Dataset excerpts

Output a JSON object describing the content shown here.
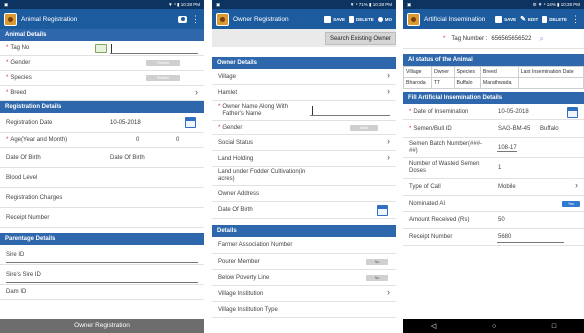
{
  "screen1": {
    "status": "▼ ⁴ ▮ 10:28 PM",
    "title": "Animal Registration",
    "sections": {
      "animal_details": "Animal Details",
      "registration_details": "Registration Details",
      "parentage_details": "Parentage Details"
    },
    "fields": {
      "tag_no": "Tag No",
      "gender": "Gender",
      "gender_pill": "Female",
      "species": "Species",
      "species_pill": "Buffalo",
      "breed": "Breed",
      "registration_date": "Registration Date",
      "registration_date_value": "10-05-2018",
      "age": "Age(Year and Month)",
      "age_year": "0",
      "age_month": "0",
      "date_of_birth": "Date Of Birth",
      "date_of_birth_value": "Date Of Birth",
      "blood_level": "Blood Level",
      "registration_charges": "Registration Charges",
      "receipt_number": "Receipt Number",
      "sire_id": "Sire ID",
      "sires_sire_id": "Sire's Sire ID",
      "dam_id": "Dam ID"
    },
    "bottom_button": "Owner Registration"
  },
  "screen2": {
    "status": "▼ ⁴ 71% ▮ 10:28 PM",
    "title": "Owner Registration",
    "actions": {
      "save": "SAVE",
      "delete": "DELETE",
      "more": "MO"
    },
    "search_button": "Search Existing Owner",
    "sections": {
      "owner_details": "Owner Details",
      "details": "Details"
    },
    "fields": {
      "village": "Village",
      "hamlet": "Hamlet",
      "owner_name": "Owner Name Along With Father's Name",
      "gender": "Gender",
      "gender_pill": "Male",
      "social_status": "Social Status",
      "land_holding": "Land Holding",
      "land_fodder": "Land under Fodder Cultivation(in acres)",
      "owner_address": "Owner Address",
      "date_of_birth": "Date Of Birth",
      "farmer_association": "Farmer Association Number",
      "pourer_member": "Pourer Member",
      "pourer_toggle": "No",
      "below_poverty": "Below Poverty Line",
      "below_poverty_toggle": "No",
      "village_institution": "Village Institution",
      "village_institution_type": "Village Institution Type"
    }
  },
  "screen3": {
    "status": "⚙ ▼ ⁴ 14% ▮ 10:28 PM",
    "title": "Artificial Insemination",
    "actions": {
      "save": "SAVE",
      "edit": "EDIT",
      "delete": "DELETE"
    },
    "tag_label": "Tag Number :",
    "tag_value": "656565656522",
    "sections": {
      "ai_status": "AI status of the Animal",
      "fill_ai": "Fill Artificial Insemination Details"
    },
    "table": {
      "headers": [
        "Village",
        "Owner",
        "Species",
        "Breed",
        "Last Insemination Date"
      ],
      "row": [
        "Bharoda",
        "TT",
        "Buffalo",
        "Marathwada",
        ""
      ]
    },
    "fields": {
      "date_of_insemination": "Date of Insemination",
      "date_of_insemination_value": "10-05-2018",
      "semen_bull_id": "Semen/Bull ID",
      "semen_bull_id_value": "SAG-BM-45",
      "semen_bull_species": "Buffalo",
      "semen_batch": "Semen Batch Number(###-##)",
      "semen_batch_value": "108-17",
      "wasted_doses": "Number of Wasted Semen Doses",
      "wasted_doses_value": "1",
      "type_of_call": "Type of Call",
      "type_of_call_value": "Mobile",
      "nominated_ai": "Nominated AI",
      "nominated_toggle": "Yes",
      "amount_received": "Amount Received (Rs)",
      "amount_received_value": "50",
      "receipt_number": "Receipt Number",
      "receipt_number_value": "5680"
    },
    "nav": {
      "back": "◁",
      "home": "○",
      "recent": "□"
    }
  }
}
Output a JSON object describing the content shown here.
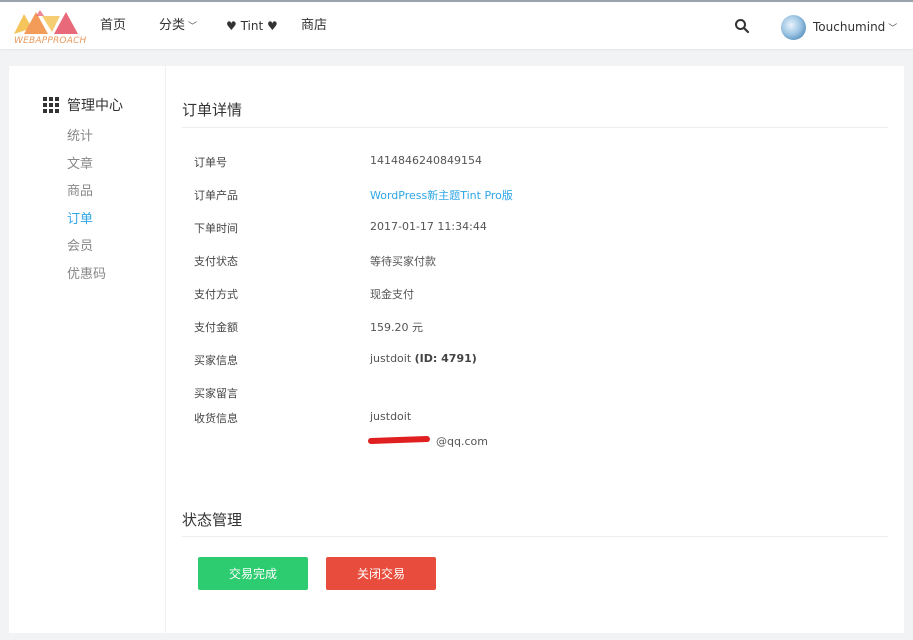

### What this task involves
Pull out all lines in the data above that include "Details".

### Exercise result
      "animal_details": "Animal Details",
      "registration_details": "Registration Details",
      "parentage_details": "Parentage Details"
      "owner_details": "Owner Details",
      "details": "Details"
      "fill_ai": "Fill Artificial Insemination Details"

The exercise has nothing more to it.